Task details >>
Copy the data that follows exactly as it is, excluding all pictures.

####

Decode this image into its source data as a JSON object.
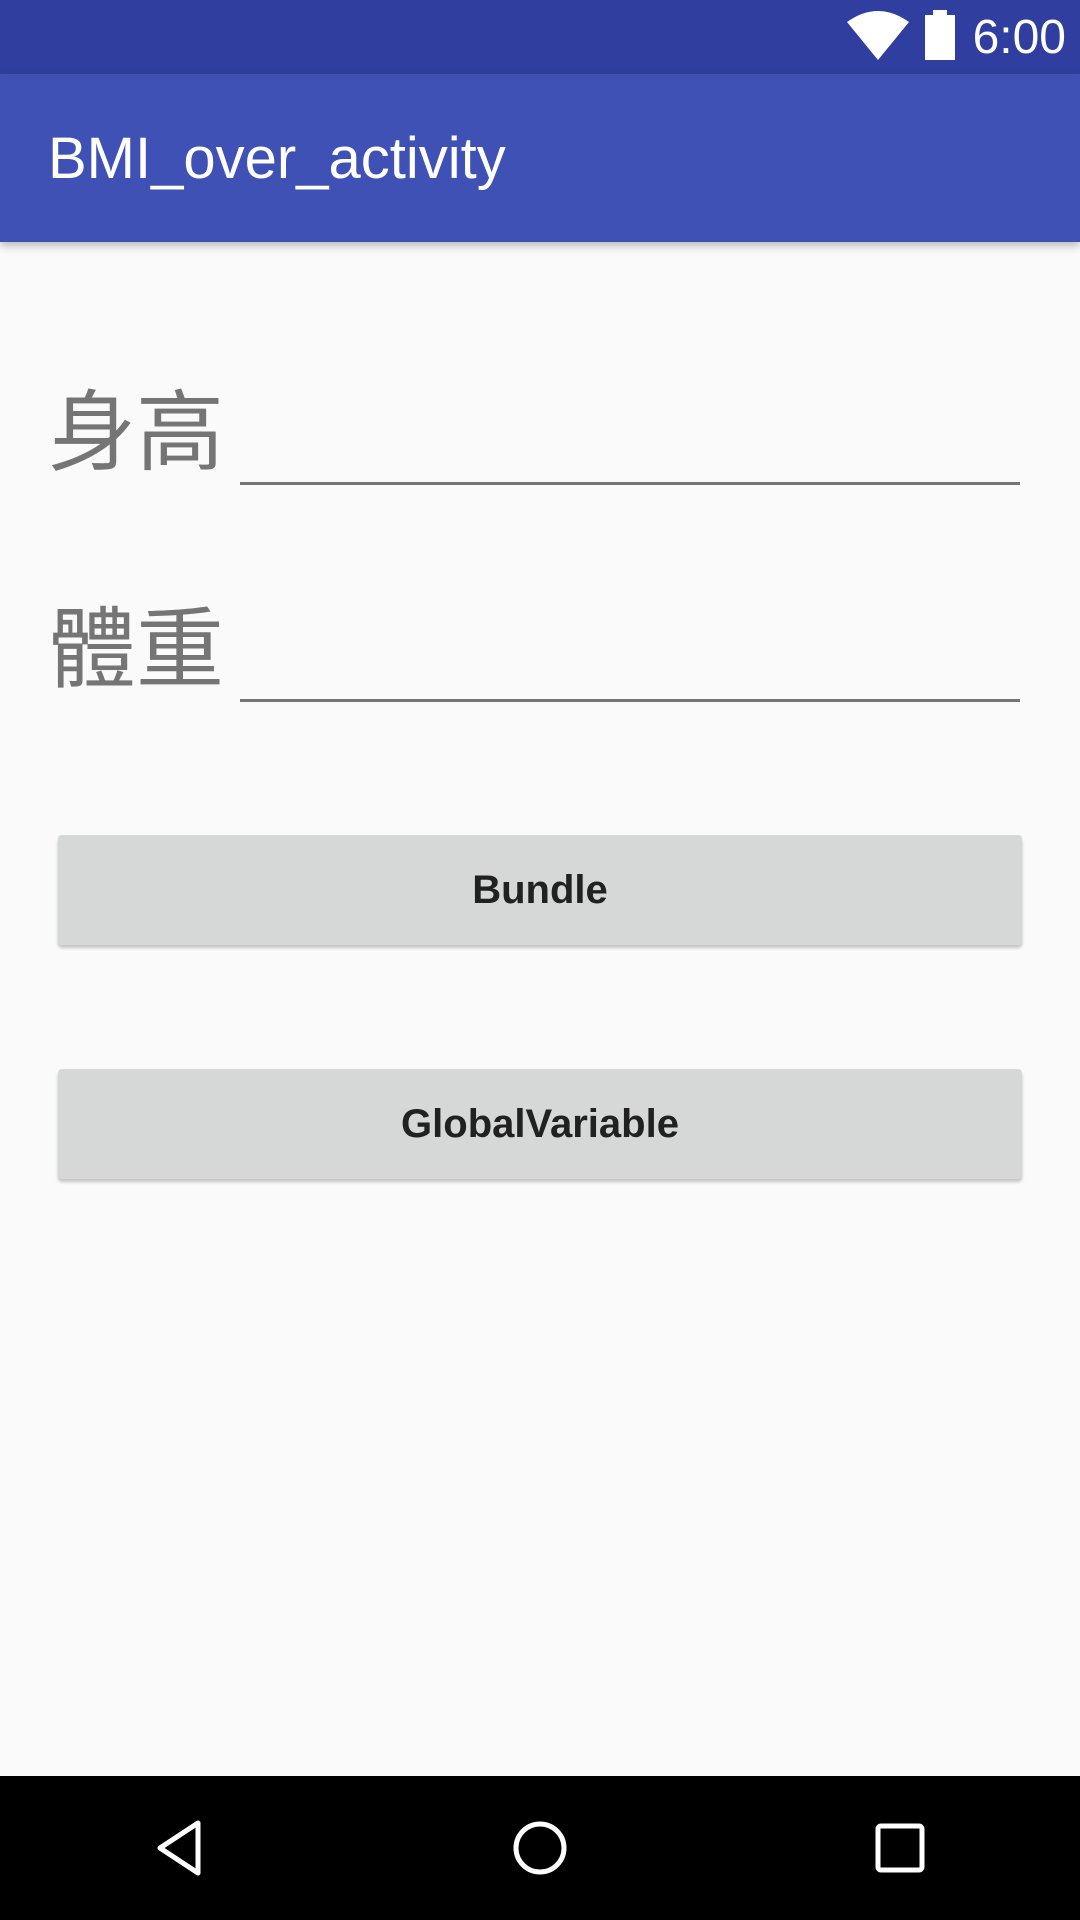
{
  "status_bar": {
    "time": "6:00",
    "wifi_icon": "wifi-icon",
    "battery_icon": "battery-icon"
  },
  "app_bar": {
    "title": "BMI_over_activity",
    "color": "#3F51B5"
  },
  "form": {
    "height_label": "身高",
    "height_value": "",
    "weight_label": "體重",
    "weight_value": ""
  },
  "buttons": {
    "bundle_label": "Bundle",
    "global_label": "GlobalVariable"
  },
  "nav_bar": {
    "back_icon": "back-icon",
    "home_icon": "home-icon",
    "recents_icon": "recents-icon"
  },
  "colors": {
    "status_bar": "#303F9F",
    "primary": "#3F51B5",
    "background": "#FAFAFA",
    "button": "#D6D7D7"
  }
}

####

Reply >>
Decode this image into its source data as a JSON object.
{
  "status_bar": {
    "time": "6:00",
    "wifi_icon": "wifi-icon",
    "battery_icon": "battery-icon"
  },
  "app_bar": {
    "title": "BMI_over_activity",
    "color": "#3F51B5"
  },
  "form": {
    "height_label": "身高",
    "height_value": "",
    "weight_label": "體重",
    "weight_value": ""
  },
  "buttons": {
    "bundle_label": "Bundle",
    "global_label": "GlobalVariable"
  },
  "nav_bar": {
    "back_icon": "back-icon",
    "home_icon": "home-icon",
    "recents_icon": "recents-icon"
  },
  "colors": {
    "status_bar": "#303F9F",
    "primary": "#3F51B5",
    "background": "#FAFAFA",
    "button": "#D6D7D7"
  }
}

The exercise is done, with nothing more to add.